Monday, November 23, 2009

Tested

Today after yoga class, I picked my parents up at the Senior Center and took them to the doctor, where mom had a check up and blood test to get her medications refilled. There was a young doctor there, an intern. He was tall and good looking in an old-fashioned kind of way, with clear skin and a habit of blushing. He was friendly and had a good manner with mom, speaking directly to her, and she chattered away, batting her lashes and smiling at him, flirting.
After the appointment, I started to back out of the spot--it was a handicapped spot, the closest to our doctor's office, a score, I thought, when we pulled in, but it turned out to be a huge hassle. Well anyway, behind me, there were two cars going up and one coming down, and no room for me to go out to the street, so I had to go all the way up to the top of the parking facility, almost up to the roof, before I could find a spot to back out of and go down. That woman who wanted into my spot didn't have a handicapped sticker, and I am sure she found out she'd have to park elsewhere, after she insisted on making me drive in the wrong direction.
I get very very nervous backing out, especially since that big SUV hit me a few weeks ago and I had to get the car fixed, even though that wasn't my fault. Seeing how nervous and tentative I was, my father went ballistic and started yelling at me, and I yelled back, the worst possible thing when I am driving. Then, to make matters worse, someone collapsed at the exit, and a whole line of cars, including me, had to make a U-turn and go out a different way... more yelling, more ultimatums, nightmare. I have such a long history of terror in the car with my father, years when he was "teaching me to drive," but turned out to be making it impossible for me to get behind the wheel for about 30 years. He would pull my hair, kick me in the leg, scream in my ears, till I got out of the car and walked home.
As soon as we were out of that situation, things reverted to their usual state, and nothing more was said about driving, but I would have liked to have done better with that situation than I did. I'm disappointed in myself.

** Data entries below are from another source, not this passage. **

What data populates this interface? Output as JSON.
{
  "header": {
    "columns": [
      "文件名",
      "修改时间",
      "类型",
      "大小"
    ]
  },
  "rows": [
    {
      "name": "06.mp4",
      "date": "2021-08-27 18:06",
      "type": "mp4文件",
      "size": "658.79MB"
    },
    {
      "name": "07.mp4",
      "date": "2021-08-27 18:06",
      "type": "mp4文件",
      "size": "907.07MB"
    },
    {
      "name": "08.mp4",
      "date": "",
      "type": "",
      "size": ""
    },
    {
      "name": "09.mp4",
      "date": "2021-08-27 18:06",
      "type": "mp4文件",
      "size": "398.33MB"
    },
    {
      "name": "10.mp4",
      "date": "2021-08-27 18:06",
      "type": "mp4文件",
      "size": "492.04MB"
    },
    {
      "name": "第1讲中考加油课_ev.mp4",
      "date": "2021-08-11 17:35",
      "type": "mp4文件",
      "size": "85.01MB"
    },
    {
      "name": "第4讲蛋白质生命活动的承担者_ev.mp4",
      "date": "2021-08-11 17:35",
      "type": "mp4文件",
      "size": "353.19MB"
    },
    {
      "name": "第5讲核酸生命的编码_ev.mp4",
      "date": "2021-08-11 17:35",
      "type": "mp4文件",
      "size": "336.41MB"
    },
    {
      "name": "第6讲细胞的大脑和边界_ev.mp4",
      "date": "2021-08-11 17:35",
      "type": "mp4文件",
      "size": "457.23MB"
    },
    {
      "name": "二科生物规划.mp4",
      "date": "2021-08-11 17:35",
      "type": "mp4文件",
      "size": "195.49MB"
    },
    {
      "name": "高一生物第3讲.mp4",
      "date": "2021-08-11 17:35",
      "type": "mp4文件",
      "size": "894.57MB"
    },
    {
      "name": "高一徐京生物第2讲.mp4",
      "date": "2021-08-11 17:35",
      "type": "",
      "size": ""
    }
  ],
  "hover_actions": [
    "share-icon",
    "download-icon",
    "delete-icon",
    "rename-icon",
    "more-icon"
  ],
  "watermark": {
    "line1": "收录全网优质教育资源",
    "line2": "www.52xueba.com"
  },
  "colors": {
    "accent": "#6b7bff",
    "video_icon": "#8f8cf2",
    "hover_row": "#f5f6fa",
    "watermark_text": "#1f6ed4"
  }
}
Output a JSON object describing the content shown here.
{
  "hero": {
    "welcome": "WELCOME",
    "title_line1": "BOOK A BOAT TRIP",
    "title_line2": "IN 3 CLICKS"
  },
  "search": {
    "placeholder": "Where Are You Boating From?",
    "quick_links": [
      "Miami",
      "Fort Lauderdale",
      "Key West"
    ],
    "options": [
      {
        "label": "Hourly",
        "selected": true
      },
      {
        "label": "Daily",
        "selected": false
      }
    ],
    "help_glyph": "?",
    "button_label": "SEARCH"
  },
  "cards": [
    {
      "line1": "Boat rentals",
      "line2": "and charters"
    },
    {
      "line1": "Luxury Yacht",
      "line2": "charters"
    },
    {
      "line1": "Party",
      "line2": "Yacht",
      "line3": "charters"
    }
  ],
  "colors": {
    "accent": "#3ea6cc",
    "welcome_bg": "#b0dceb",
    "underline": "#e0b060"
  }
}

4 comments:

Lou said...

Robbi.

I am deeply disappointed that your FATHER did not fervently apologize to YOU for his behavior.

Robbi said...

Well Lou, I don't expect something different from him. He is still bipolar, after all, but I DO expect myself to deal differently with it, and not freak out. That's what I've been working on in therapy after all. No, he never apologized, and I just wanted to forget it.

liz said...

Robbi
Robbi,
ugh! awful! parking structures are dramatic enough.
here is a quote I found while tiding up...sort of, today.

"pRomisE ME you'll always REMEMbER:
you'RE bRavER thaN you bEliEvE, and stRoNGER thaN you sEEM and smaRTER than you thiNK."
-chRistoPHER Robin to PooH

just cos your Dad piled on you doesn't mean you should join in and pile on yourself!

Robbi said...

It's just that I shouldn't take the bait. My therapy is supposed to have taught me not to, to look dispassionately at what is happening and understand my reactions, my feelings, but it is hard to do that when you're in the middle of them. If I can understand why I feel anxious, I won't feel anxious anymore, and if I don't feel anxious, I won't drive like that.